“All my longings lie open before you, O Lord.” Psalm 38:9.
“It was when I was happiest that I longed most. It was on happy days when we were up there on the hills… with the wind and the sunshine.… And because it was so beautiful, it set me longing, always longing… Somewhere else there must be more of it.”
This quotation from C.S. Lewis’ novel “Till We Have Faces” offers a glimpse into his life-long experience of a mysterious longing, the pursuit of which he described as central to the story of his life ( A Life Observed: A Spiritual Biography of C.S. Lewis, Devin Brown). The longing for beauty, joy and for the place of their source was planted in his awareness as a very young child and was part of what eventually drew him to faith from atheism.
The depiction of longing in the quotation is one of goodness. We know the inner tickle of joy when we long for something we’ve experienced as good, and hope that there’s more where that came from. Longing breathes oxygen into creativity, into the appreciation of beauty and into life itself. Yes, longing can also be painful, arising from searing loss, nostalgia or an indefinable ache for something we can’t name. Whatever our experience, longing is not an aberration but part of our human and spiritual nature. And as so many have observed, we bring longing to prayer.

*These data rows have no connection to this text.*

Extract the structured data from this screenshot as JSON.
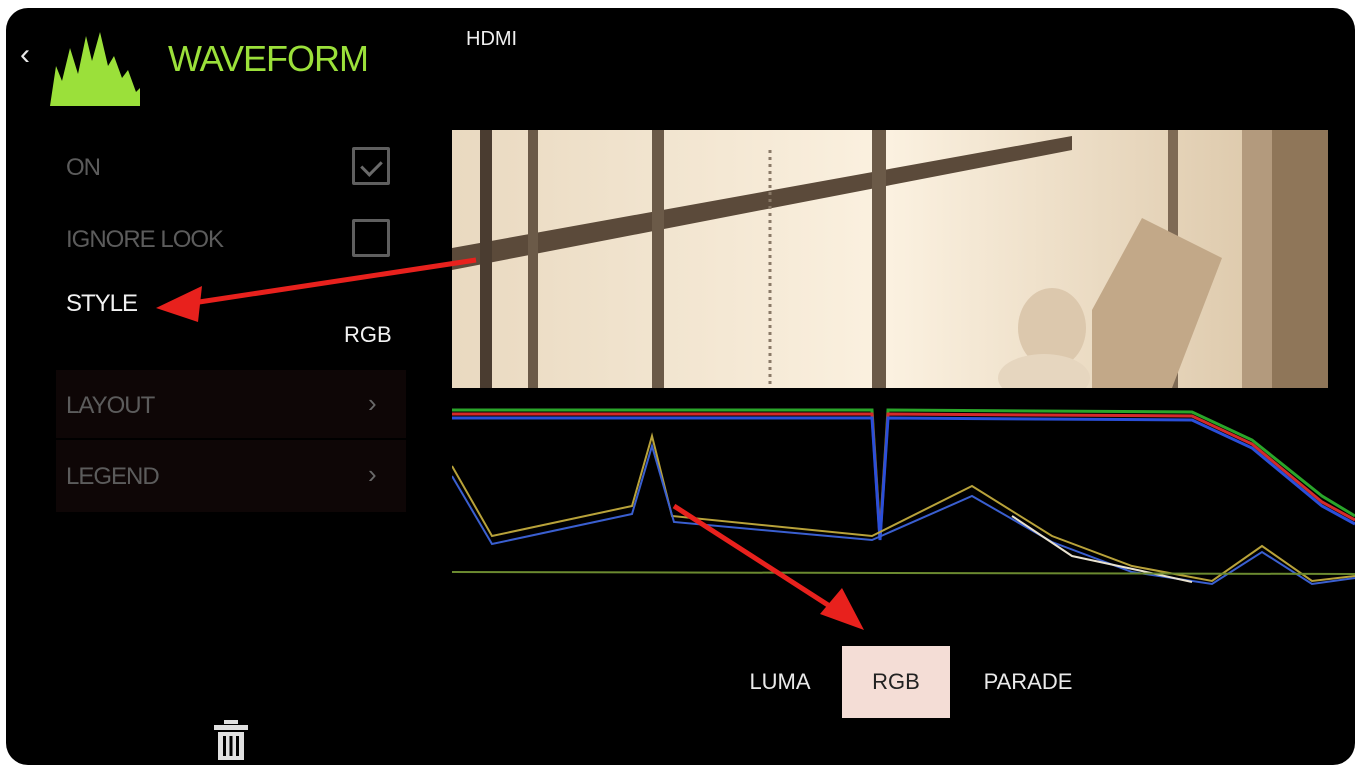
{
  "header": {
    "back_icon": "chevron-left-icon",
    "title": "WAVEFORM",
    "source": "HDMI",
    "accent_color": "#9be03a"
  },
  "settings": {
    "on": {
      "label": "ON",
      "checked": true
    },
    "ignore_look": {
      "label": "IGNORE LOOK",
      "checked": false
    },
    "style": {
      "label": "STYLE",
      "value": "RGB"
    },
    "layout": {
      "label": "LAYOUT"
    },
    "legend": {
      "label": "LEGEND"
    }
  },
  "style_options": [
    {
      "label": "LUMA",
      "selected": false
    },
    {
      "label": "RGB",
      "selected": true
    },
    {
      "label": "PARADE",
      "selected": false
    }
  ],
  "annotations": {
    "arrow_color": "#e8211d"
  },
  "footer": {
    "delete_icon": "trash-icon"
  }
}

The opening prayer of the anonymous 14th century work The Cloud of Unknowing (cited in full below) begins with a reference to longing that echoes the Psalmist’s words: “God, unto whom all hearts are open, and unto whom all our longings speak…” This line of the prayer from the translation of The Cloud by Carmen Acevedo Butcher carries the implication that in prayer our inarticulate and even unperceived longings are directed to God and known by him.
Butcher highlights another beautiful aspect of the prayer. “I beg you to cleanse and purify the intentions of my heart, with the unspeakable gift of your grace…” She notes the frequent use of a Middle English word translated intent in The Cloud. Intent, as well as its derivatives, means to stretch towards. The author of The Cloud desires that his readers understand prayer as the practice of stretching towards God. As we witness in the Psalms, we may do so from every imaginable state of heart and circumstance of life. And with the Psalmists we seek God’s grace in purifying the disorder of our longings and desires to align towards him who is our ultimate good. (Psalm 27:11; 51:10-12).
“All my longings lie open before you, O Lord.” We reflected earlier (October 8) on how The Cloud of Unknowing distills our diverse notions of prayer into the simple act of being with God, reaching for him in love and receiving from him. Paying attention to the longings and desires that continually swirl in our hearts and minds and bringing them before God is another expression of this simplicity. Our prayers arise from the gift of what already exists within us, including our longings.
The invitation of prayer is to open and submit to God in the present moment and circumstances, thankful for the longings within us whether joyful or painful, which by his grace draw us to him.
“This longing, this need of God, however dimly and vaguely we feel it, is the seed from which grows the strong, beautiful and fruitful plant of prayer.” Evelyn Underhill.
Imago Dei Christian Communities
1. How aware are you of your longings from day to day? Do you find them surfacing in prayer?
2. How might the idea of intention as stretching towards something shed light on our attachments, motivations and our relationship with God?
3. Reflect on the prayer below as an expression of your desire for God and thanks to him for his presence and grace.
God, unto whom all hearts are open and unto whom all longings speak,
And to whom no private thing is hidden,
I beg you to cleanse and purify the intentions of my heart,
With the unspeakable gift of your grace,
That I may love you perfectly, and worship you worthily.
From: “The Cloud of Unknowing.”